Humanum, a quarterly review from the John Paul II Institute, recently posted a perceptive review essay by Michalina Ratajczak of three novels by Fiorella De Maria. Titled “The Face of Human Dignity in the Novels of Fiorella de Maria”, the essay examines some of the common themes that unite these three novels: Poor Banished Children, Do No Harm, and We’ll Never Tell Them. Ratajczak writes:

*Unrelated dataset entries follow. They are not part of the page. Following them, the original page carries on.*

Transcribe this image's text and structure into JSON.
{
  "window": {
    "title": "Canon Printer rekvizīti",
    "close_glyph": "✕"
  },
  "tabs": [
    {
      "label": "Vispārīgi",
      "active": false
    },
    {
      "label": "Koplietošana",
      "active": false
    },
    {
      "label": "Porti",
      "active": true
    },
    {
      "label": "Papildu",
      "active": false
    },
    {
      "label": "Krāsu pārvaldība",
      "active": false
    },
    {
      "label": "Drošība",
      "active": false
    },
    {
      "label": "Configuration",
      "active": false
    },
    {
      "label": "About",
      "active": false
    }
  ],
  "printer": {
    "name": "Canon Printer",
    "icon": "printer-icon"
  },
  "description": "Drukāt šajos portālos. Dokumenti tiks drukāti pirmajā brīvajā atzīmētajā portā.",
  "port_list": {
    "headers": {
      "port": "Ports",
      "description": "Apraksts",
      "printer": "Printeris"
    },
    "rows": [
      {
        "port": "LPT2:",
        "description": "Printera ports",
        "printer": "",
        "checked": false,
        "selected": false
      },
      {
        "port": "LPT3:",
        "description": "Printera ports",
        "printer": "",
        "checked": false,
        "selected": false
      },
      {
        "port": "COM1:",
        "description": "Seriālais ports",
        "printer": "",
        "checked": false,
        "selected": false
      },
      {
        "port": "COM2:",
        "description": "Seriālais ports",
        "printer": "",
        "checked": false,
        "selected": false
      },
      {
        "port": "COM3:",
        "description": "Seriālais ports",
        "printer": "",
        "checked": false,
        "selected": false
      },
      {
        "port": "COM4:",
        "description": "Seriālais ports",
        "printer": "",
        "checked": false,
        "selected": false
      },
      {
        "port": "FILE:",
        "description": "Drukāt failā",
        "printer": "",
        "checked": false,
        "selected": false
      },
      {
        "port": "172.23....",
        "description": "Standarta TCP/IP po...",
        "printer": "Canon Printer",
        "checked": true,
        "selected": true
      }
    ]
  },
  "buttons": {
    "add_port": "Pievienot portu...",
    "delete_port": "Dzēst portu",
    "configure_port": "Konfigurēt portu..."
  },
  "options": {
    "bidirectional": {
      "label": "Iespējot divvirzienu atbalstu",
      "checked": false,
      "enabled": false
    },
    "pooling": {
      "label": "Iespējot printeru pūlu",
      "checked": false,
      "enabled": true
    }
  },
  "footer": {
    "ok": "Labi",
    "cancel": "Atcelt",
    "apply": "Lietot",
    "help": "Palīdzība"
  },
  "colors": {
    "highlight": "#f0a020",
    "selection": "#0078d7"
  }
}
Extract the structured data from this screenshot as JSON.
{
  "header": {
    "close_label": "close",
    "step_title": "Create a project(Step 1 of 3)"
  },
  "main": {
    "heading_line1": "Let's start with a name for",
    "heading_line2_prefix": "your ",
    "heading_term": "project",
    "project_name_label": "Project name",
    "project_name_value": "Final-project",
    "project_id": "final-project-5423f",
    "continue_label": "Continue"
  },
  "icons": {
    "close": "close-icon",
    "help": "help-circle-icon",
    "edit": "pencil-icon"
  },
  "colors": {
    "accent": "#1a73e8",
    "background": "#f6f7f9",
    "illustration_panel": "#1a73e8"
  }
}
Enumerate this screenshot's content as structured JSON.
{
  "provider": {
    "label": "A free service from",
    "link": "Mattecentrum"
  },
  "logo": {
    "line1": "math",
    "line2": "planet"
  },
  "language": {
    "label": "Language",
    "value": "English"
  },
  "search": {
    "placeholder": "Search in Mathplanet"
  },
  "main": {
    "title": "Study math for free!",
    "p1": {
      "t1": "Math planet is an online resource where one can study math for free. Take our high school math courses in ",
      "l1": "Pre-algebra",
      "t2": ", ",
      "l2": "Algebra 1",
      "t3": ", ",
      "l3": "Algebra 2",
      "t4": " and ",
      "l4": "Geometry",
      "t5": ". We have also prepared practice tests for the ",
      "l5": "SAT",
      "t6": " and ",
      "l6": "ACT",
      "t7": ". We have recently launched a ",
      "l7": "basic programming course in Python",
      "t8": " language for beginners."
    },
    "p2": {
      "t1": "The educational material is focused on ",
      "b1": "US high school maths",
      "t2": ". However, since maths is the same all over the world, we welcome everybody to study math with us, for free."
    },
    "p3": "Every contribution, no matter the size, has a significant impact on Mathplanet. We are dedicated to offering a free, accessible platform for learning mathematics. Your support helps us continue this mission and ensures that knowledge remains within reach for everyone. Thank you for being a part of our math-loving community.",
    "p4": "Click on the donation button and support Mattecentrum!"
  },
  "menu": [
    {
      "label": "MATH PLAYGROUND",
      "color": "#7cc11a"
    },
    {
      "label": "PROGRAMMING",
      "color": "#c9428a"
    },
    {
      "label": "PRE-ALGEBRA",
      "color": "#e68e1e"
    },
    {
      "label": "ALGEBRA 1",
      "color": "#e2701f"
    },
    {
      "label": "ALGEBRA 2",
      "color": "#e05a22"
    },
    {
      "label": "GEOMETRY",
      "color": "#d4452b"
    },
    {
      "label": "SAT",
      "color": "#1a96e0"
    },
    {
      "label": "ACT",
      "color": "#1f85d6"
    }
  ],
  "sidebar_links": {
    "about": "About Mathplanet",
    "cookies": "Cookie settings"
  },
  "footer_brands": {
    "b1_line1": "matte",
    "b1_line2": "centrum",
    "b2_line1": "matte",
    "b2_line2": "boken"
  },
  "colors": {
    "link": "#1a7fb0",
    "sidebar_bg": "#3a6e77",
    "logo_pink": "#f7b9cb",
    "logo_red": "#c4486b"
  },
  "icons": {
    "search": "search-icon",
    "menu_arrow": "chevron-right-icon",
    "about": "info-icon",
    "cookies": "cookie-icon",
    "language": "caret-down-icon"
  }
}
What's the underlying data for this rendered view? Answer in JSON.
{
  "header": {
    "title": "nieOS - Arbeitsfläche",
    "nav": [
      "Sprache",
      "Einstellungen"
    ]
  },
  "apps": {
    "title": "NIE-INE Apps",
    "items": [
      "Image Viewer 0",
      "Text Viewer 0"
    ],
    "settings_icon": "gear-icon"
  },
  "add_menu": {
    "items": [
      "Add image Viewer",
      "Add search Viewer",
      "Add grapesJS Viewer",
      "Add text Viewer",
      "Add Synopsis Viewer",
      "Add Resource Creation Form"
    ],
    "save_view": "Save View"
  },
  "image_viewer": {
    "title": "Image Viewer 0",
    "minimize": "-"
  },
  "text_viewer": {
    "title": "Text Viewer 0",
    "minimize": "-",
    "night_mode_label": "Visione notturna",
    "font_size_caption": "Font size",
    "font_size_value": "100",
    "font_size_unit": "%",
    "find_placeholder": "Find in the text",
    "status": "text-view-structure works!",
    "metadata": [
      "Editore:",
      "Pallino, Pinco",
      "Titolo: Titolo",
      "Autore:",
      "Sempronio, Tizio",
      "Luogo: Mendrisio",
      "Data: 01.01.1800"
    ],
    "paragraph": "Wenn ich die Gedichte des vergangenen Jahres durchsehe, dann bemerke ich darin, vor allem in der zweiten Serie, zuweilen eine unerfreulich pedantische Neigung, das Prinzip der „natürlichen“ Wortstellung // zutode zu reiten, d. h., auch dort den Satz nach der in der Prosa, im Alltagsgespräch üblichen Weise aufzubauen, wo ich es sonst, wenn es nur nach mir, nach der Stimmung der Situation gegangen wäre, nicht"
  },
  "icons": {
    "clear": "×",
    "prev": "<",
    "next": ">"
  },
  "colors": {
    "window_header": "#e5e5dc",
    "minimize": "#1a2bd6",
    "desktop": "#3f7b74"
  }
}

And yet, for all their grand, overarching portrayals of historical events, De Maria’s novels are more personal than political, because they unfold largely through the eyes of their tightly-wound young female protagonists. These are women who fight to carve out a sense of their own separateness, their own space – both from deeply flawed institutional systems, as well as flawed interpersonal and familial dynamics. All three protagonists are operating under the curse of a traumatic childhood, where they were expressly unwanted and abused. All three protagonists are then “saved” by an older male father figure of a sort, saved from the realm of their chaotic mothers, dysfunctional families, or sadistic female friends, and inducted into the timeless and objective order of the cultivated masculine, that in turn is a refuge from the prevailing Darwinian culture in which the strongest exploit the weakest.